TASK OBJECTIVE:
Go through the data below. Pull out every line that has the word "Abone".
#### DATASET RECORDS ####
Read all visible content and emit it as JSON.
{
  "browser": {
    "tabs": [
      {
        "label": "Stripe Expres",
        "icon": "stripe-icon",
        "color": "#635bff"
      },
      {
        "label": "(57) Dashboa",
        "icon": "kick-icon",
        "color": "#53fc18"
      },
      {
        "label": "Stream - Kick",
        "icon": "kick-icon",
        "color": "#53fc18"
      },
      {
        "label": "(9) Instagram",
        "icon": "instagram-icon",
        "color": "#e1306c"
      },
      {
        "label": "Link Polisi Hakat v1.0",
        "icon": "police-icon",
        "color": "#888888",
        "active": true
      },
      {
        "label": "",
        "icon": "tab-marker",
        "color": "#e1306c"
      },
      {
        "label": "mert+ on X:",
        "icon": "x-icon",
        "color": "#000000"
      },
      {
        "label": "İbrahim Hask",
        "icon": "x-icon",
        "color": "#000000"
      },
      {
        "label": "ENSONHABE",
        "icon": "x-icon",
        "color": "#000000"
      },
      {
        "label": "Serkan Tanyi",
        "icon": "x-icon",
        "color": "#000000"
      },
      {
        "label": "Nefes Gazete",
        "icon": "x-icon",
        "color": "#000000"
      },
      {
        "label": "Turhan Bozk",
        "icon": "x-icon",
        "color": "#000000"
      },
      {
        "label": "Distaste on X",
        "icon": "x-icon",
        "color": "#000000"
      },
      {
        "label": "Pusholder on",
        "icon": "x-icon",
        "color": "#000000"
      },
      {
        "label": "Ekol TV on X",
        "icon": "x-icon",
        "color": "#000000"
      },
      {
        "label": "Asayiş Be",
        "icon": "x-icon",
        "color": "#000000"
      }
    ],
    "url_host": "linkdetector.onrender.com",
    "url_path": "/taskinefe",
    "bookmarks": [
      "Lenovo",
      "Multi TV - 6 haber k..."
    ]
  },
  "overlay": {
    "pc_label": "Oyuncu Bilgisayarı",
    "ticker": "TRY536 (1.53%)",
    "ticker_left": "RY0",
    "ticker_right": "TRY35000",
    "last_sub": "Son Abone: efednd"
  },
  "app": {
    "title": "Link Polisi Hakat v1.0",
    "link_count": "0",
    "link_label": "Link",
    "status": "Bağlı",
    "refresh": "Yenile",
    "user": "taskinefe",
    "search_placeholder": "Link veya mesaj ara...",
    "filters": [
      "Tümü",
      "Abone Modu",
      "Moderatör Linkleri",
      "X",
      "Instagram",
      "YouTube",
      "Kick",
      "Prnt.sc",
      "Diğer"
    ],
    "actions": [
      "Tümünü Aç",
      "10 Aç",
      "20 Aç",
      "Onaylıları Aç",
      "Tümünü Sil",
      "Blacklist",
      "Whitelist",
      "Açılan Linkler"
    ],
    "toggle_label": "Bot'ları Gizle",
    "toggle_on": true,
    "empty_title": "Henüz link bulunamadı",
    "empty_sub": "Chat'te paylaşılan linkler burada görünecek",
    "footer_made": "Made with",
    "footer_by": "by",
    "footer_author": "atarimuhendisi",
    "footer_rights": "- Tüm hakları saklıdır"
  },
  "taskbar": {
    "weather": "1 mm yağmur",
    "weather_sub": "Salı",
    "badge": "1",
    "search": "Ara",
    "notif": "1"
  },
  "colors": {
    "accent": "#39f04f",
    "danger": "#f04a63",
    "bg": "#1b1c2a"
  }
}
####
TASK SOLUTION:
    "last_sub": "Son Abone: efednd"
      "Abone Modu",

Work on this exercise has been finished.